Preventing your opponent from moving by Structural Freezing
This is a concept that I believe to be of great value to external stylists. Especially once you’ve made contact with your opponent. It has real world practical applications. Especially when trying to stop a situation from escalating, or to give you time to set up your strike. This is a Kempo theory. Touch and sensitivity are important in Kempo, as they are in Chinese Internal Arts.
Structural Freezing, a.k.a. Skeletal Freezing is a method of controlling your opponents ability to move.
As a general rule being directly behind your opponent is the best place to be, but it isn’t always practical to get there. In that case being at the ninety degree angle (or greater), is a good choice.
So the idea with structural freezing is that if you’re at the 90 degree angle on your opponent, he will have to rotate to face you to cause serious harm.
For example if your opponent throws a right punch at you, and you move to the appropriate angle to end up on his right side at 90 degrees (Of course avoiding his strike if possible, or blocking as needed, as you move). From this position your opponent will have to turn to face you, to hit you with his left hand (other hand). In order to do that one side of his body (in this case his right side) will have to retract (rotate away from you). As he tries to hit with his left hand (this is the protracting side, which must rotate toward you). His focus and energy/power/strength will be on the protracting side (the side he is trying to hit you with).
He must maintain structural integrity as he moves (skeletal alignment). If you can disrupt his structure as he moves, you can prevent him from moving at all.
The easiest way is to disrupt the side closest to you, which will have a retracting side if he rotates to face you. Most people focus on the side they are rotating at you to hit you with, and aren’t very aware of the retracting side.
So to stop the side from rotating away from you. First allow the rotation to begin, then suddenly make the retracting side stop, or move in another direction. Forcing a change in direction, or stopping the intended rotation of the retracting joint, or part of the body will disrupt the opponents structure. Remember if you stop the retracting side from moving in the intended manor, you stop the protracting side from moving in the intended manor.

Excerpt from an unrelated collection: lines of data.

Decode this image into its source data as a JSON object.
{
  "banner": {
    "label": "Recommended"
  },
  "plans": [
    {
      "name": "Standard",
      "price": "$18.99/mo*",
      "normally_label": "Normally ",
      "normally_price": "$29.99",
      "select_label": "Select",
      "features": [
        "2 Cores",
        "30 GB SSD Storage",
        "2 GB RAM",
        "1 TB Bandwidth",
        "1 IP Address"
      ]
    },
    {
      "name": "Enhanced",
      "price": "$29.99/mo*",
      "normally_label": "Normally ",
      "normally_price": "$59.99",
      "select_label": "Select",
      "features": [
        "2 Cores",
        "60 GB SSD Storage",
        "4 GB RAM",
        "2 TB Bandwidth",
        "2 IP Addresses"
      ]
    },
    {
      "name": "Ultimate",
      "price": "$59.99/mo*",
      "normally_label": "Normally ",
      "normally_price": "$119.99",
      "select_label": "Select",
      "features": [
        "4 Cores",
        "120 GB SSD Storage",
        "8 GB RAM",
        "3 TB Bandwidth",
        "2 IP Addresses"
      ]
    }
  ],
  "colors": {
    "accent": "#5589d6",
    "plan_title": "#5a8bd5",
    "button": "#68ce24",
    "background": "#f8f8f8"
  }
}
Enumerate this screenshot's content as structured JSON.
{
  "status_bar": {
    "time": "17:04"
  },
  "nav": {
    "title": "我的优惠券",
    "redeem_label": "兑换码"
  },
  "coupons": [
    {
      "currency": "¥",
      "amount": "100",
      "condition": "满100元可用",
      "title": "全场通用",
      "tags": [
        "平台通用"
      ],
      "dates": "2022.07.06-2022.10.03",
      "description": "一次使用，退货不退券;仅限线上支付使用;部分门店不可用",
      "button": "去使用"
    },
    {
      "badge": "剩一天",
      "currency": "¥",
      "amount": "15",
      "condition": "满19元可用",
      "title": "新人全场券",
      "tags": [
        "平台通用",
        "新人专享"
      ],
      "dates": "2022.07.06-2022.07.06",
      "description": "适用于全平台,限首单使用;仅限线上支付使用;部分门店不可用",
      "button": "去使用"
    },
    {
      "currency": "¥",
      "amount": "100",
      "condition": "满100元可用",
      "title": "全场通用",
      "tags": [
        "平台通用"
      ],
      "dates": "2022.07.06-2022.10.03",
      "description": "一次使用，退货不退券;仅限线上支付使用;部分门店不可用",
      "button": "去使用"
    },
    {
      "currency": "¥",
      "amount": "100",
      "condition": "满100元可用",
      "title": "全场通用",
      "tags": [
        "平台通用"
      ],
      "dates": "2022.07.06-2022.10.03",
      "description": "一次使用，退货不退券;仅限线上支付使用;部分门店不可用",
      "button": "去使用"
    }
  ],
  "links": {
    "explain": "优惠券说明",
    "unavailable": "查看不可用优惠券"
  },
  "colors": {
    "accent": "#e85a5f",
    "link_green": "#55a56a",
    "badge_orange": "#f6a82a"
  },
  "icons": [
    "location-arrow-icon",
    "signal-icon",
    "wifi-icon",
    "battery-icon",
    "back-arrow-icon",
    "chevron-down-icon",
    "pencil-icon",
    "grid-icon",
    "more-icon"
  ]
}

An example would be the opponent throws a right hand at you, you step up on his right as you avoid/intercept/block the strike. You keep your hand on his shoulder as you end up at 90 degrees. As he tries to follow up with his next strike, which would most likely be with his retracted/left hand, he’ll step to face you rotating the right back, as he hits with his left. With your hand on his shoulder feel the shoulder begin its retraction, once it starts, push the shoulder in another direction such as back where it started. You just need to stop the retraction from happening. The harder he punches the more violently you’ll shake him in place (Actually he’ll shake himself) and stop his motion. I used the shoulder as an example, but it could be any joint, or spot on the retracting side of the body. Hips, knees, etc. work really well.
Of course he may not rotate in the direction you think. If he rotates the other direction to for example throw a spinning back fist you need to be able to deal with that. Of course the same rules apply, there will still be a retracting, and protracting side. You could just slide the hand to the other side of the shoulder to stop the retraction. You could also touch with both hands One on the elbow, and one on the shoulder. This would allow you to easily stop the rotation in either direction. Of course you could use one hand, and a leg or foot to control the lower part of the body. This leads me into another topic which I’ll discuss later. Attaching high and low together.
There are many ways to apply this concept. I’ve just given a fundamental explanation, and example. Go play with it, and experiment.